• **EXERCISE PROMPT**
Whenever a line in the data holds the string "Channels", copy that line.

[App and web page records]

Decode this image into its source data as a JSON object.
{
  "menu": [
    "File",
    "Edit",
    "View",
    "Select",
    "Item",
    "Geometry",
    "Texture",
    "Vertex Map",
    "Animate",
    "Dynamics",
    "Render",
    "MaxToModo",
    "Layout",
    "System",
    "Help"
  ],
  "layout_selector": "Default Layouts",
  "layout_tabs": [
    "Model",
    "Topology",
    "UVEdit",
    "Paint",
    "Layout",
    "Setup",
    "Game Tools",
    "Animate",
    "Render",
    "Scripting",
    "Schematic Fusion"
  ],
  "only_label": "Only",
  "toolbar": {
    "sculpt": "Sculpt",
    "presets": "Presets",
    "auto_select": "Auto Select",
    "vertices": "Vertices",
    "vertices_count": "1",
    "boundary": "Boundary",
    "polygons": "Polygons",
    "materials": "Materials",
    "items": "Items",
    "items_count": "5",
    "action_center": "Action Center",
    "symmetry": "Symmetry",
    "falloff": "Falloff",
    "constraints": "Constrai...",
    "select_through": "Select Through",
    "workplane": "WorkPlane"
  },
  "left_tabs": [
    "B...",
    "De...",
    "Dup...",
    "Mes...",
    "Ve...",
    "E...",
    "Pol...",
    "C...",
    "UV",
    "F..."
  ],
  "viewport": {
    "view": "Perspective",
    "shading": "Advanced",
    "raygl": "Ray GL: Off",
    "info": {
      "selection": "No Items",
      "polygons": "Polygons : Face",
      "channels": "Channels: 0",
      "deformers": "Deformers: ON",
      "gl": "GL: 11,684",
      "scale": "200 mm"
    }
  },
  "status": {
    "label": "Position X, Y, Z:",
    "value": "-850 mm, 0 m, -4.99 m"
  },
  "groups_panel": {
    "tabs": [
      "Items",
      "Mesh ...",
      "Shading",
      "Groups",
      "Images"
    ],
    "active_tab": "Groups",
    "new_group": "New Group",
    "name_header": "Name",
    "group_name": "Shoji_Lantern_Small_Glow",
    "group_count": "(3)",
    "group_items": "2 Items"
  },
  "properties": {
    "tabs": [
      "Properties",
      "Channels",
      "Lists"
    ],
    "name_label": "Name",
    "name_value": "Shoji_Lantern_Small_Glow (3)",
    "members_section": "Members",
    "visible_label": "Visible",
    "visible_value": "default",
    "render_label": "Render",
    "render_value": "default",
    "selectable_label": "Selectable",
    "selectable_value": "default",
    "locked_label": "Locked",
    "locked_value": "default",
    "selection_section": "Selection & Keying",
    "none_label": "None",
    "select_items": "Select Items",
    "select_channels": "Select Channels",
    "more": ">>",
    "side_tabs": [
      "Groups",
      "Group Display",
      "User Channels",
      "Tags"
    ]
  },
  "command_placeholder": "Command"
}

• **SOLVED EXERCISE**
      "channels": "Channels: 0",
      "Channels",
    "select_channels": "Select Channels",
      "User Channels",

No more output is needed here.